Supporting Actress: Anne Hathaway, Les Miserables. Again, you didn’t have to be Mystic Meg to see this coming. Hathaway is evolving into a very complex and credible actress, able to switch effortlessly from frothy comedy to searing drama. [Her alcoholic in Rachel Getting Married was extraordinary.] Her brief role in Les Mis was such a stand-out, she was as firm a favourite to win as The Greatest Actor Who Ever Lived™.

Directing: Ang Lee, Life of Pi. Steven Spielberg had an epic subject, a terrific script, and The Greatest Actor Who Ever Lived™. As a director, all he really had to do was not screw it up. Whereas Life of Pi is pretty much unfilmable, and Lee did a bang-up job.

Foreign Language Film: Amour. If it’s nominated for Best Picture, you can be pretty sure it’s going to win this category.

Adapted Screenplay: Chris Terrio, Argo. It won Best Picture, so it’s going to win this. Sorry, Tony Kushner.

Original Screenplay: Quentin Tarantino, Django Unchained. A deserving winner. The problems I had with this film (see bit.ly/YgJfSV ) are down more to direction than writing. This was a big, ballsy piece of work with some unforgettable scenes and dialogue.

Animated Feature Film: Brave. This was Pixar’s blandest and most disappointing movie by far. Maybe Academicians don’t actually watch the cartoons. Mind you, Pirates! was not up to the usual Aardman standard, either, and Frankenweenie was perhaps always going to be too weird.

And the other awards went to….

Production Design: Lincoln.

Cinematography: Life of Pi.

Sound Mixing: Les Miserables.

Sound Editing (tie): Skyfall, Zero Dark Thirty.

Original Score: Life of Pi, Mychael Danna.

Original Song: Skyfall from Skyfall, Adele Adkins and Paul Epworth.

Costume: Anna Karenina.

Documentary Feature: Searching for Sugar Man.

Documentary (short subject): Inocente.

Film Editing: Argo.

Makeup and Hairstyling: Les Miserables.

Animated Short Film: Paperman.

Live Action Short Film: Curfew.

Visual Effects: Life of Pi.

Backstage at the Oscars: bit.ly/WjCnhI

BAFTA awards ceremony: winners, sinners and zingers

10 Feb
Argo

Argo takes Best Film, Best Director, and inspires Stephen Fry’s new beard

The BAFTA awards ceremony was terrific.
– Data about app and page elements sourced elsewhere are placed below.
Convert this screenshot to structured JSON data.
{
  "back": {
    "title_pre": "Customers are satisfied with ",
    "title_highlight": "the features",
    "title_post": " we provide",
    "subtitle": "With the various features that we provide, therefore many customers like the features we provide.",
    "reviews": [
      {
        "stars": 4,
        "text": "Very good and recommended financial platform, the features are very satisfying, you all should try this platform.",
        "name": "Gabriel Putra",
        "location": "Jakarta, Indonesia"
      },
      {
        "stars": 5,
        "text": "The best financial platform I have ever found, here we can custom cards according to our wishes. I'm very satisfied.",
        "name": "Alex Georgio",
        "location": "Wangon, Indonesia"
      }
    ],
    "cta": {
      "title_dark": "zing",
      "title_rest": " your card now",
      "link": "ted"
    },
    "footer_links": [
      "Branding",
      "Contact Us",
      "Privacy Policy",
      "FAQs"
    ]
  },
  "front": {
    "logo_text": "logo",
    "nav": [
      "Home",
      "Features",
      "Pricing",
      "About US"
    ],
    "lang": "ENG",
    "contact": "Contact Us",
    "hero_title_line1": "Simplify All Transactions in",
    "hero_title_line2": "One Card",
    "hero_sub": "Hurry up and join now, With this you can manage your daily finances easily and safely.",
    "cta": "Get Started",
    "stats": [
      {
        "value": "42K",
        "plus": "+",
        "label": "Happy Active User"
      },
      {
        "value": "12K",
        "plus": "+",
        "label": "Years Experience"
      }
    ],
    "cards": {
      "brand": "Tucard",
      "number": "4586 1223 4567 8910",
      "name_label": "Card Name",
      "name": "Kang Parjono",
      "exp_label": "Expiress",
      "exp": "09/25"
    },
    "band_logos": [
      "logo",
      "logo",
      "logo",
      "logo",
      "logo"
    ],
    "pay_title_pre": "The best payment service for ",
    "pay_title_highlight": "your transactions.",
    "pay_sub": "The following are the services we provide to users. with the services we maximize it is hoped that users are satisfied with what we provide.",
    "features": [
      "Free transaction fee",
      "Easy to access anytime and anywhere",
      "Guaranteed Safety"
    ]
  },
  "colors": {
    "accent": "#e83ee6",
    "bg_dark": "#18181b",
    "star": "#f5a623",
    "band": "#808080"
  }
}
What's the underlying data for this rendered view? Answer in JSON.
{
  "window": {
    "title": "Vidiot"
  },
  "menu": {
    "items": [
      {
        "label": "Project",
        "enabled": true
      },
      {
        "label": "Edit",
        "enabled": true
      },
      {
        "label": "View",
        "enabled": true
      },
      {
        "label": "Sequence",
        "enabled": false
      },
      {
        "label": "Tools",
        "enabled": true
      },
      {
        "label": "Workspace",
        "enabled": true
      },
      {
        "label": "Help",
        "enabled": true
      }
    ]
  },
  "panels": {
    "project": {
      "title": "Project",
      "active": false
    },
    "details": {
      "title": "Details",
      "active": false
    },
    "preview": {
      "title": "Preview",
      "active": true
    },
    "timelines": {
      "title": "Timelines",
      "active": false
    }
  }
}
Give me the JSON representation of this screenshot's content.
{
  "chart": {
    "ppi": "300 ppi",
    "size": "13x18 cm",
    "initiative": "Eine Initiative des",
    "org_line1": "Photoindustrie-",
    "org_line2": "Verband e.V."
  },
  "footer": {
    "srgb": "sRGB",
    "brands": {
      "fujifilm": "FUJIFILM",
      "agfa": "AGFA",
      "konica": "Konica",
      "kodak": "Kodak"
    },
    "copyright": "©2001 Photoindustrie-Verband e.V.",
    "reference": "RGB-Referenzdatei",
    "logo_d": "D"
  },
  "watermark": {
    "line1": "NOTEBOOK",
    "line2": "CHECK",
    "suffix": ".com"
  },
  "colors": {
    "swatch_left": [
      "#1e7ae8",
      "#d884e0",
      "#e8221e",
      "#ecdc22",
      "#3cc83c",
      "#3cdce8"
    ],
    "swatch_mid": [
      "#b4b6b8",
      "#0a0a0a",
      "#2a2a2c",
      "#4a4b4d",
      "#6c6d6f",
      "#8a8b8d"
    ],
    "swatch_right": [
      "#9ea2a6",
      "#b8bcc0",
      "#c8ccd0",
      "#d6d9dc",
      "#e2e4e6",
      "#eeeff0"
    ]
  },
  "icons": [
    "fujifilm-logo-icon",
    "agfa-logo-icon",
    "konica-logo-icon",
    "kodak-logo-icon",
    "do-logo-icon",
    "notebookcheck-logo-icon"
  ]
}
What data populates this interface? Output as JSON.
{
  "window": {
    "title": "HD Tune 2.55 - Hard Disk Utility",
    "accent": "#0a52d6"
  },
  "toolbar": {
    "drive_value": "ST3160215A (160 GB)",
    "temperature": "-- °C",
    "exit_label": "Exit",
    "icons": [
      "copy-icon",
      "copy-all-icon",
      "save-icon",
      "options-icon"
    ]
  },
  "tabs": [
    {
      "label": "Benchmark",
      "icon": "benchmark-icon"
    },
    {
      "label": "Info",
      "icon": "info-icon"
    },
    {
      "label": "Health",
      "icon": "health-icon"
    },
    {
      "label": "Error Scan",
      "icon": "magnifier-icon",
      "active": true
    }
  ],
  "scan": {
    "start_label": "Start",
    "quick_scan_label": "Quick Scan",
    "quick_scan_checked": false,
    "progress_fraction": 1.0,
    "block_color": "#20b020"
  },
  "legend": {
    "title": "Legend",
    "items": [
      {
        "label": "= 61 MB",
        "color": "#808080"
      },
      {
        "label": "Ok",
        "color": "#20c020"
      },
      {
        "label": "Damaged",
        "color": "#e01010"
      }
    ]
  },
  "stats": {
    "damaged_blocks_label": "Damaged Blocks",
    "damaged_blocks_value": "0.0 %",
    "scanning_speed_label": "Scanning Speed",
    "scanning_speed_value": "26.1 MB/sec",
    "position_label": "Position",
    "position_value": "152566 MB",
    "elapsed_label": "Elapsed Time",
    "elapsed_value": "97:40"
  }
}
Conducted with a minimum of fuss, ceremony and ridiculous frocks, and a maximum of Fryesque facial hair, it even featured Daniel Day-Lewis taking the piss out of his Method-acting ways. “Just in case of this moment,” he said, “I’ve stayed in character as myself for 55 years; had a selection of BAFTA sets downscaled and placed in my living room…”

And so, without further ado, my awards for the best BAFTA ceremony moments go to:

Most unctuous introduction: “Sumptuous and superlatively scrumptious… one of the true immortals of Hollywood” – Stephen Fry on Sally Field.

Least unctuous: “A death mask on a stick” – Billy Connolly on the BAFTA trophy.

Most bizarre introduction: Stephen Fry is famous for these. I liked “Please ululate wildly for…” and “Please spank palms audibly for…”. But the winner is for Life of Pi, which Fry supposedly mistook for an American Pie sequel: “Sadly it featured no young men pleasuring themselves with fruit-filled fancies.”

Biggest upset: Christoph Waltz beat not just Philip Seymour Hoffman (The Master) but more strangely Javier Bardem in Skyfall. But the biggest upset must still be Argo taking Best Film. Even Samuel L Jackson, presenting the award, read it out with a chuckle of obvious amazement.

Smallest upset: A three-way tie between Amour winning Best Foreign Language Film; Daniel Day-Lewis getting Best Actor; and Anne Hathaway winning Best Supporting Actress.

Most sincere acceptance speech: “This is a second act for me… I’m so grateful and proud” – Ben Affleck getting Best Director.

Least sincere: Quentin Tarantino (Best Original Screenplay, again) sounded about as chuffed as if he’d been offered a cigarette. And he doesn’t smoke.

For the full list of winners, go to http://awards.bafta.org/